----- RECORDS PROVIDED

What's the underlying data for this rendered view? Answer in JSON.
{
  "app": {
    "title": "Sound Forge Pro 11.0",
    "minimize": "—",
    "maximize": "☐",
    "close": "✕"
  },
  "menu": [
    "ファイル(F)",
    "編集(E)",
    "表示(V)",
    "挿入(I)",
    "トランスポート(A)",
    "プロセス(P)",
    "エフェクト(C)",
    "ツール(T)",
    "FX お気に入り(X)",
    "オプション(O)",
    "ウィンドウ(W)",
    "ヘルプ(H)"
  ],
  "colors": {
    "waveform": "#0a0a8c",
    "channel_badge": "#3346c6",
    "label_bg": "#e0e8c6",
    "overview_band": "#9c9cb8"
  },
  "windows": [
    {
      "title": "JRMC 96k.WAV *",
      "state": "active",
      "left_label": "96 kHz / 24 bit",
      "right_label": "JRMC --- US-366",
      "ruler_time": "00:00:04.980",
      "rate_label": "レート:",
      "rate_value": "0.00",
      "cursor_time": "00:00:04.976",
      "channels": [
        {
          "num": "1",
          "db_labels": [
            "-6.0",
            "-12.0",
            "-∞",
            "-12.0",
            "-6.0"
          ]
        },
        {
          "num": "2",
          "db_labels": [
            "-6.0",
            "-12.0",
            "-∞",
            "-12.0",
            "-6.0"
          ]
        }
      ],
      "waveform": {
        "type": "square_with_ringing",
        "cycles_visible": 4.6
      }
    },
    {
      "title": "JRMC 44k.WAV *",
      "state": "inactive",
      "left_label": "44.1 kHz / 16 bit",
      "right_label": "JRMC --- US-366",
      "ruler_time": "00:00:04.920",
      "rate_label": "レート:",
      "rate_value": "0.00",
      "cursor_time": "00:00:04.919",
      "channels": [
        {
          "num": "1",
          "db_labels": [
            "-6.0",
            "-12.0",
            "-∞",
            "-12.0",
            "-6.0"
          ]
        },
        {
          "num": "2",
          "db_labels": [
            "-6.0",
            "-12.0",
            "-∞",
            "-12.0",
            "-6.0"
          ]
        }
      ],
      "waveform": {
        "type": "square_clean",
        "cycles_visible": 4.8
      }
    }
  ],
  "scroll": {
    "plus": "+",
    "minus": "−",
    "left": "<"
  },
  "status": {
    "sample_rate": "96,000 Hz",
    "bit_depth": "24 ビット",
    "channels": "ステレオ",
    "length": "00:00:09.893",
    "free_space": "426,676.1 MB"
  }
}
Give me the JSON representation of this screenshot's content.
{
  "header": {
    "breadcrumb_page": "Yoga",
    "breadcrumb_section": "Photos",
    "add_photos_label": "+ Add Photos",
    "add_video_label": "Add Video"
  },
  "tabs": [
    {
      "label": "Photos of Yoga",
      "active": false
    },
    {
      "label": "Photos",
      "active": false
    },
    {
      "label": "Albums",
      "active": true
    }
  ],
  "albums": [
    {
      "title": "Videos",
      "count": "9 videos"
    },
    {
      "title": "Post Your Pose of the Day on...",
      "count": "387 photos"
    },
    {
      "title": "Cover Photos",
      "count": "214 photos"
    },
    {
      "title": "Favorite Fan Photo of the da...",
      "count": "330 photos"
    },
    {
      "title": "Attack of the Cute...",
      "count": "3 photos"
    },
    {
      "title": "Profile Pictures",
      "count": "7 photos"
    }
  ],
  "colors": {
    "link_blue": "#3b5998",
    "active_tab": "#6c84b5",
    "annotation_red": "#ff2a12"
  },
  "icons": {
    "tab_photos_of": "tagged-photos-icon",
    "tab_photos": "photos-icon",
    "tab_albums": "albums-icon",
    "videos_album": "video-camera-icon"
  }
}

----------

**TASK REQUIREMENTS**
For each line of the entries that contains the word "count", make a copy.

**TASK OUTPUT**
      "count": "9 videos"
      "count": "387 photos"
      "count": "214 photos"
      "count": "330 photos"
      "count": "3 photos"
      "count": "7 photos"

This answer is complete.